[Start of section]
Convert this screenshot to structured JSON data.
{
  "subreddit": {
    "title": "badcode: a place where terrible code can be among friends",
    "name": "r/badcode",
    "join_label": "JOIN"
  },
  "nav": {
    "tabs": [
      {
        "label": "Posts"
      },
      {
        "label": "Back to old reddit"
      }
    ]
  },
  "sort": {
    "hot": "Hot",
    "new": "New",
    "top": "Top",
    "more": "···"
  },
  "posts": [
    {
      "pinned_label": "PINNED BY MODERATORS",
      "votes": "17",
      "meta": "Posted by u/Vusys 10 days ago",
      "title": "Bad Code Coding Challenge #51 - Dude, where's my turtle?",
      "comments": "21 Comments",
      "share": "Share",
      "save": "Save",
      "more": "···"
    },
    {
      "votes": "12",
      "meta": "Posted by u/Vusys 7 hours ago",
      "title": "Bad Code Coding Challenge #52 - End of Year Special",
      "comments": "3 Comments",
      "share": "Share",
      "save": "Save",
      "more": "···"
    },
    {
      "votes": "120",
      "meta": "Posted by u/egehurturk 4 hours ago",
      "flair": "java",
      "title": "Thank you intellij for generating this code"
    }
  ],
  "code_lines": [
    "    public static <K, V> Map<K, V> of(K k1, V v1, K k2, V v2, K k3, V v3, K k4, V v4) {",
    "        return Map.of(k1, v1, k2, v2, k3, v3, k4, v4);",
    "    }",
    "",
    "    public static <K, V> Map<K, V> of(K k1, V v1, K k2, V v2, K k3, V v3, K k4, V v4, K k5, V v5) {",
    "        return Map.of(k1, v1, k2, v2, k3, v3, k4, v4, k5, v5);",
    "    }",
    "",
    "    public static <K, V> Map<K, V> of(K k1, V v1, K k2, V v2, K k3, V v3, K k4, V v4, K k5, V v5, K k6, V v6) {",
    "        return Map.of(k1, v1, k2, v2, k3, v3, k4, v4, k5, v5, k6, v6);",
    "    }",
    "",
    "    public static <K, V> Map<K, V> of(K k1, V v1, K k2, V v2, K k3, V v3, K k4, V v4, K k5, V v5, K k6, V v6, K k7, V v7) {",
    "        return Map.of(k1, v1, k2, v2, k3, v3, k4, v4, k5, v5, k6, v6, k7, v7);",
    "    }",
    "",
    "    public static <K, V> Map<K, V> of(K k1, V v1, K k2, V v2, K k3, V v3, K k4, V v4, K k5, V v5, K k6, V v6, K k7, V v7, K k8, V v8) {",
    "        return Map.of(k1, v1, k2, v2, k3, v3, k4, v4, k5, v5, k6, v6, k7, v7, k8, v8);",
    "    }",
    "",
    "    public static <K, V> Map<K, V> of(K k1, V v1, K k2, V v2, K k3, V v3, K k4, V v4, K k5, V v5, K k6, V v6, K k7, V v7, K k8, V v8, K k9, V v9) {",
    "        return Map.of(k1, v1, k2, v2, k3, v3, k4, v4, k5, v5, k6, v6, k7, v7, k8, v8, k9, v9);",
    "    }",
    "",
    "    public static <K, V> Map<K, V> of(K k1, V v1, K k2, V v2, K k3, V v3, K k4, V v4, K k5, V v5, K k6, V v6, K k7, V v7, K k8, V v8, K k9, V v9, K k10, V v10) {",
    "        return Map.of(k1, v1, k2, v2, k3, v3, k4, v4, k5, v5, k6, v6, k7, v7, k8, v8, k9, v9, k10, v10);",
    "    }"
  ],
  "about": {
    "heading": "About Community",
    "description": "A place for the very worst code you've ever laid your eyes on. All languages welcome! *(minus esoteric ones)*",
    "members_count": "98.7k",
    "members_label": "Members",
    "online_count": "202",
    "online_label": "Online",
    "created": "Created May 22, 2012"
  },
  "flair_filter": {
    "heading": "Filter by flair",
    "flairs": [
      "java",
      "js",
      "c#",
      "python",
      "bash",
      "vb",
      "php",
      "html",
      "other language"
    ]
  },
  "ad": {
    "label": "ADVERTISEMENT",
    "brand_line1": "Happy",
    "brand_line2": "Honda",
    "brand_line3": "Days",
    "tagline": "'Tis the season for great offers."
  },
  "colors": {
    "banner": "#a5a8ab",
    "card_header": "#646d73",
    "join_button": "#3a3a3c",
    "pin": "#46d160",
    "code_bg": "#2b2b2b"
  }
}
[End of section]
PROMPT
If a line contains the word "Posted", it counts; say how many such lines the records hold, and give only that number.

EXERCISE SOLUTION
3